What you have to do: Output all records exactly.

Data extract:
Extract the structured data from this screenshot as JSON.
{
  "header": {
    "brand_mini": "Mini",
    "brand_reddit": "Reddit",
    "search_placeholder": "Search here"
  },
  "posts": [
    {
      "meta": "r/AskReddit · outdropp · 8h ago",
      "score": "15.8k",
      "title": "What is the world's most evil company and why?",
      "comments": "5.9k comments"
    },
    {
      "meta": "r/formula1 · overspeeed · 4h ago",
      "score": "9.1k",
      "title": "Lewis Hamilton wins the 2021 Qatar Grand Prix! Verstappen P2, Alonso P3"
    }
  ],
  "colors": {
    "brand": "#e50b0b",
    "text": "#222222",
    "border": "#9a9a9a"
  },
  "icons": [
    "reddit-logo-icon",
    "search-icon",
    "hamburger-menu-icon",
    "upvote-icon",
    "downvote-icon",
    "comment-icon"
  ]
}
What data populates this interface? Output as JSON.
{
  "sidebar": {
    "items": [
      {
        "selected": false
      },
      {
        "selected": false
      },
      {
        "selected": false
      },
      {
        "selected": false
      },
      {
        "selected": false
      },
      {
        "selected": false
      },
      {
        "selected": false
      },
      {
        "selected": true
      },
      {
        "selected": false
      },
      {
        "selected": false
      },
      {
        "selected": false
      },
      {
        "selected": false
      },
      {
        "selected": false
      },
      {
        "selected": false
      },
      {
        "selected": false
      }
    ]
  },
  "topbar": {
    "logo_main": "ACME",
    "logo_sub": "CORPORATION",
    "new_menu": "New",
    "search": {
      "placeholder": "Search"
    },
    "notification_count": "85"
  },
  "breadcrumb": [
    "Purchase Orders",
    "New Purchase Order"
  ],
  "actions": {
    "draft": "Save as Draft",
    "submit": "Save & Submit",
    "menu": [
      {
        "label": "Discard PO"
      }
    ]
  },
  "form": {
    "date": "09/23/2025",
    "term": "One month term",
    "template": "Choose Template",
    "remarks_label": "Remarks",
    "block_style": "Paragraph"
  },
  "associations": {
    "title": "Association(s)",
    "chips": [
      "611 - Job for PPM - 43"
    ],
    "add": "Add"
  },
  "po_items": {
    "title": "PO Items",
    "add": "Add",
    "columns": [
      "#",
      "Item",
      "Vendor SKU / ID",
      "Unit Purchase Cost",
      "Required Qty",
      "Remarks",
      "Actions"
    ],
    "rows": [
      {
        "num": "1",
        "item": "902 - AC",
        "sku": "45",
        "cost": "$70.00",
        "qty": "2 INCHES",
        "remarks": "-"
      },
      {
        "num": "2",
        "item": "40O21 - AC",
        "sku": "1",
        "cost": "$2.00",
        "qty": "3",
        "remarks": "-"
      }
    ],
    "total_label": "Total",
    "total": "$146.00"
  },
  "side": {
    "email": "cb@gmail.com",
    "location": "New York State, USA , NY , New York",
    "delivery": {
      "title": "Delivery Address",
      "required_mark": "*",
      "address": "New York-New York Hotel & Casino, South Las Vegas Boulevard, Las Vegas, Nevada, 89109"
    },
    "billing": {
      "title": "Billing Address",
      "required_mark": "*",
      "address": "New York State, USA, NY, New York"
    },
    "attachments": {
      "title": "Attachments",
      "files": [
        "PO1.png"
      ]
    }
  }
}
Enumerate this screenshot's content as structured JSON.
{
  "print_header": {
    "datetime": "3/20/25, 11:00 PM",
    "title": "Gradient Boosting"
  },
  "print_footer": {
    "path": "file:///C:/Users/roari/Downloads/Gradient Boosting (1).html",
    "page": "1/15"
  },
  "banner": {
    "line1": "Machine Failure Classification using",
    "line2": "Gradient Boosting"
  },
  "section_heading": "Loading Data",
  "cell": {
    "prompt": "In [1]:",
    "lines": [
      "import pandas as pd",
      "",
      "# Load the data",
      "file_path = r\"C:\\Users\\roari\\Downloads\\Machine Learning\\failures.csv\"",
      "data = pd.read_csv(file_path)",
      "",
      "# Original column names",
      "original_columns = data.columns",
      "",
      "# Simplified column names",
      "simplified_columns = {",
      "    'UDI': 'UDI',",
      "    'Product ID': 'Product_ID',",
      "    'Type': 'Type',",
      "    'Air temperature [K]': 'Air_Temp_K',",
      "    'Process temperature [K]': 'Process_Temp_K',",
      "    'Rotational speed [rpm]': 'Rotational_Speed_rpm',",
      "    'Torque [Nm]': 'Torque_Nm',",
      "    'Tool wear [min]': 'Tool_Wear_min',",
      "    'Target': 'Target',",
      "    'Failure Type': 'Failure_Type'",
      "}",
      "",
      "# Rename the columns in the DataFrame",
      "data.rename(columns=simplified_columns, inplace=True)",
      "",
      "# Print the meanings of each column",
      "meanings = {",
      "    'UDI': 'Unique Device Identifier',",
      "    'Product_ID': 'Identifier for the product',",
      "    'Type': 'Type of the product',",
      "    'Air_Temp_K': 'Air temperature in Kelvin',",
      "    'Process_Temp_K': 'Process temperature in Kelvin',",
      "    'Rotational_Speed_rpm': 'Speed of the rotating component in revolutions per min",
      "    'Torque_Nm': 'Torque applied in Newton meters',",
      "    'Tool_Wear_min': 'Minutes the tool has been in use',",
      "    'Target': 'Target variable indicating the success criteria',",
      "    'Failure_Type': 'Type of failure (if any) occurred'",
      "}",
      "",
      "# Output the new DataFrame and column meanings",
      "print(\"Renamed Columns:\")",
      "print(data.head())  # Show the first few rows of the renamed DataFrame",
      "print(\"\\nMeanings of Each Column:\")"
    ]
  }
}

Output for this task:
Extract the structured data from this screenshot as JSON.
{
  "header": {
    "brand_mini": "Mini",
    "brand_reddit": "Reddit",
    "search_placeholder": "Search here"
  },
  "posts": [
    {
      "meta": "r/AskReddit · outdropp · 8h ago",
      "score": "15.8k",
      "title": "What is the world's most evil company and why?",
      "comments": "5.9k comments"
    },
    {
      "meta": "r/formula1 · overspeeed · 4h ago",
      "score": "9.1k",
      "title": "Lewis Hamilton wins the 2021 Qatar Grand Prix! Verstappen P2, Alonso P3"
    }
  ],
  "colors": {
    "brand": "#e50b0b",
    "text": "#222222",
    "border": "#9a9a9a"
  },
  "icons": [
    "reddit-logo-icon",
    "search-icon",
    "hamburger-menu-icon",
    "upvote-icon",
    "downvote-icon",
    "comment-icon"
  ]
}
What data populates this interface? Output as JSON.
{
  "sidebar": {
    "items": [
      {
        "selected": false
      },
      {
        "selected": false
      },
      {
        "selected": false
      },
      {
        "selected": false
      },
      {
        "selected": false
      },
      {
        "selected": false
      },
      {
        "selected": false
      },
      {
        "selected": true
      },
      {
        "selected": false
      },
      {
        "selected": false
      },
      {
        "selected": false
      },
      {
        "selected": false
      },
      {
        "selected": false
      },
      {
        "selected": false
      },
      {
        "selected": false
      }
    ]
  },
  "topbar": {
    "logo_main": "ACME",
    "logo_sub": "CORPORATION",
    "new_menu": "New",
    "search": {
      "placeholder": "Search"
    },
    "notification_count": "85"
  },
  "breadcrumb": [
    "Purchase Orders",
    "New Purchase Order"
  ],
  "actions": {
    "draft": "Save as Draft",
    "submit": "Save & Submit",
    "menu": [
      {
        "label": "Discard PO"
      }
    ]
  },
  "form": {
    "date": "09/23/2025",
    "term": "One month term",
    "template": "Choose Template",
    "remarks_label": "Remarks",
    "block_style": "Paragraph"
  },
  "associations": {
    "title": "Association(s)",
    "chips": [
      "611 - Job for PPM - 43"
    ],
    "add": "Add"
  },
  "po_items": {
    "title": "PO Items",
    "add": "Add",
    "columns": [
      "#",
      "Item",
      "Vendor SKU / ID",
      "Unit Purchase Cost",
      "Required Qty",
      "Remarks",
      "Actions"
    ],
    "rows": [
      {
        "num": "1",
        "item": "902 - AC",
        "sku": "45",
        "cost": "$70.00",
        "qty": "2 INCHES",
        "remarks": "-"
      },
      {
        "num": "2",
        "item": "40O21 - AC",
        "sku": "1",
        "cost": "$2.00",
        "qty": "3",
        "remarks": "-"
      }
    ],
    "total_label": "Total",
    "total": "$146.00"
  },
  "side": {
    "email": "cb@gmail.com",
    "location": "New York State, USA , NY , New York",
    "delivery": {
      "title": "Delivery Address",
      "required_mark": "*",
      "address": "New York-New York Hotel & Casino, South Las Vegas Boulevard, Las Vegas, Nevada, 89109"
    },
    "billing": {
      "title": "Billing Address",
      "required_mark": "*",
      "address": "New York State, USA, NY, New York"
    },
    "attachments": {
      "title": "Attachments",
      "files": [
        "PO1.png"
      ]
    }
  }
}
Enumerate this screenshot's content as structured JSON.
{
  "print_header": {
    "datetime": "3/20/25, 11:00 PM",
    "title": "Gradient Boosting"
  },
  "print_footer": {
    "path": "file:///C:/Users/roari/Downloads/Gradient Boosting (1).html",
    "page": "1/15"
  },
  "banner": {
    "line1": "Machine Failure Classification using",
    "line2": "Gradient Boosting"
  },
  "section_heading": "Loading Data",
  "cell": {
    "prompt": "In [1]:",
    "lines": [
      "import pandas as pd",
      "",
      "# Load the data",
      "file_path = r\"C:\\Users\\roari\\Downloads\\Machine Learning\\failures.csv\"",
      "data = pd.read_csv(file_path)",
      "",
      "# Original column names",
      "original_columns = data.columns",
      "",
      "# Simplified column names",
      "simplified_columns = {",
      "    'UDI': 'UDI',",
      "    'Product ID': 'Product_ID',",
      "    'Type': 'Type',",
      "    'Air temperature [K]': 'Air_Temp_K',",
      "    'Process temperature [K]': 'Process_Temp_K',",
      "    'Rotational speed [rpm]': 'Rotational_Speed_rpm',",
      "    'Torque [Nm]': 'Torque_Nm',",
      "    'Tool wear [min]': 'Tool_Wear_min',",
      "    'Target': 'Target',",
      "    'Failure Type': 'Failure_Type'",
      "}",
      "",
      "# Rename the columns in the DataFrame",
      "data.rename(columns=simplified_columns, inplace=True)",
      "",
      "# Print the meanings of each column",
      "meanings = {",
      "    'UDI': 'Unique Device Identifier',",
      "    'Product_ID': 'Identifier for the product',",
      "    'Type': 'Type of the product',",
      "    'Air_Temp_K': 'Air temperature in Kelvin',",
      "    'Process_Temp_K': 'Process temperature in Kelvin',",
      "    'Rotational_Speed_rpm': 'Speed of the rotating component in revolutions per min",
      "    'Torque_Nm': 'Torque applied in Newton meters',",
      "    'Tool_Wear_min': 'Minutes the tool has been in use',",
      "    'Target': 'Target variable indicating the success criteria',",
      "    'Failure_Type': 'Type of failure (if any) occurred'",
      "}",
      "",
      "# Output the new DataFrame and column meanings",
      "print(\"Renamed Columns:\")",
      "print(data.head())  # Show the first few rows of the renamed DataFrame",
      "print(\"\\nMeanings of Each Column:\")"
    ]
  }
}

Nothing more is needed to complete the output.